• **Data about app and page elements**
-*-*-

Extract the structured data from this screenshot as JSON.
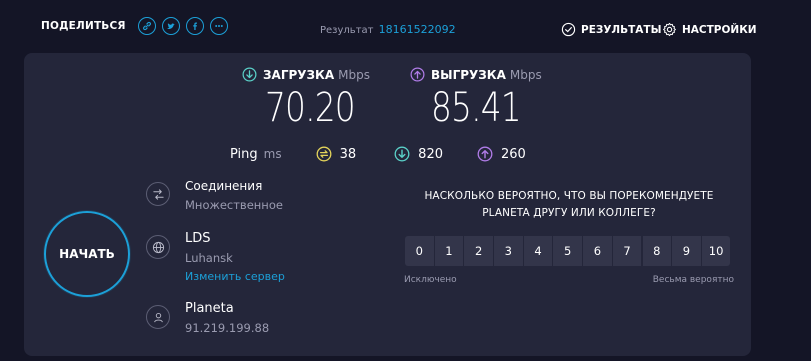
{
  "topbar": {
    "share_label": "ПОДЕЛИТЬСЯ",
    "share_icons": [
      "link-icon",
      "twitter-icon",
      "facebook-icon",
      "more-icon"
    ],
    "result_label": "Результат",
    "result_id": "18161522092",
    "results_label": "РЕЗУЛЬТАТЫ",
    "settings_label": "НАСТРОЙКИ"
  },
  "speed": {
    "download": {
      "label": "ЗАГРУЗКА",
      "unit": "Mbps",
      "value": "70.20",
      "icon": "download-arrow-icon"
    },
    "upload": {
      "label": "ВЫГРУЗКА",
      "unit": "Mbps",
      "value": "85.41",
      "icon": "upload-arrow-icon"
    }
  },
  "ping": {
    "label": "Ping",
    "unit": "ms",
    "idle": "38",
    "download": "820",
    "upload": "260"
  },
  "start_label": "НАЧАТЬ",
  "connections": {
    "title": "Соединения",
    "value": "Множественное"
  },
  "server": {
    "name": "LDS",
    "location": "Luhansk",
    "change_label": "Изменить сервер"
  },
  "provider": {
    "name": "Planeta",
    "ip": "91.219.199.88"
  },
  "survey": {
    "question": "НАСКОЛЬКО ВЕРОЯТНО, ЧТО ВЫ ПОРЕКОМЕНДУЕТЕ PLANETA ДРУГУ ИЛИ КОЛЛЕГЕ?",
    "scale": [
      "0",
      "1",
      "2",
      "3",
      "4",
      "5",
      "6",
      "7",
      "8",
      "9",
      "10"
    ],
    "low_label": "Исключено",
    "high_label": "Весьма вероятно"
  },
  "colors": {
    "background": "#141526",
    "panel": "#24263a",
    "accent": "#1ca0d8",
    "download": "#5ad0c8",
    "upload": "#b07ce8",
    "idle": "#e3d35a"
  }
}
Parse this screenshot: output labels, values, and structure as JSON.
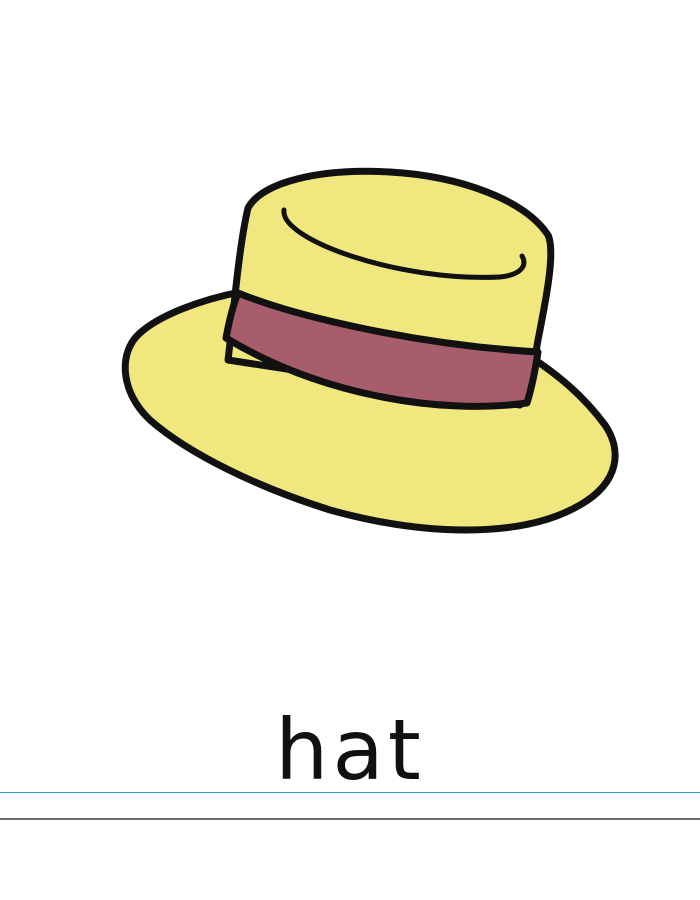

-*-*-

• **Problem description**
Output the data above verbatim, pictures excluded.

• **Solution for this task**
Extract the structured data from this screenshot as JSON.
{
  "topbar": {
    "share_label": "ПОДЕЛИТЬСЯ",
    "share_icons": [
      "link-icon",
      "twitter-icon",
      "facebook-icon",
      "more-icon"
    ],
    "result_label": "Результат",
    "result_id": "18161522092",
    "results_label": "РЕЗУЛЬТАТЫ",
    "settings_label": "НАСТРОЙКИ"
  },
  "speed": {
    "download": {
      "label": "ЗАГРУЗКА",
      "unit": "Mbps",
      "value": "70.20",
      "icon": "download-arrow-icon"
    },
    "upload": {
      "label": "ВЫГРУЗКА",
      "unit": "Mbps",
      "value": "85.41",
      "icon": "upload-arrow-icon"
    }
  },
  "ping": {
    "label": "Ping",
    "unit": "ms",
    "idle": "38",
    "download": "820",
    "upload": "260"
  },
  "start_label": "НАЧАТЬ",
  "connections": {
    "title": "Соединения",
    "value": "Множественное"
  },
  "server": {
    "name": "LDS",
    "location": "Luhansk",
    "change_label": "Изменить сервер"
  },
  "provider": {
    "name": "Planeta",
    "ip": "91.219.199.88"
  },
  "survey": {
    "question": "НАСКОЛЬКО ВЕРОЯТНО, ЧТО ВЫ ПОРЕКОМЕНДУЕТЕ PLANETA ДРУГУ ИЛИ КОЛЛЕГЕ?",
    "scale": [
      "0",
      "1",
      "2",
      "3",
      "4",
      "5",
      "6",
      "7",
      "8",
      "9",
      "10"
    ],
    "low_label": "Исключено",
    "high_label": "Весьма вероятно"
  },
  "colors": {
    "background": "#141526",
    "panel": "#24263a",
    "accent": "#1ca0d8",
    "download": "#5ad0c8",
    "upload": "#b07ce8",
    "idle": "#e3d35a"
  }
}
Parse this screenshot: output labels, values, and structure as JSON.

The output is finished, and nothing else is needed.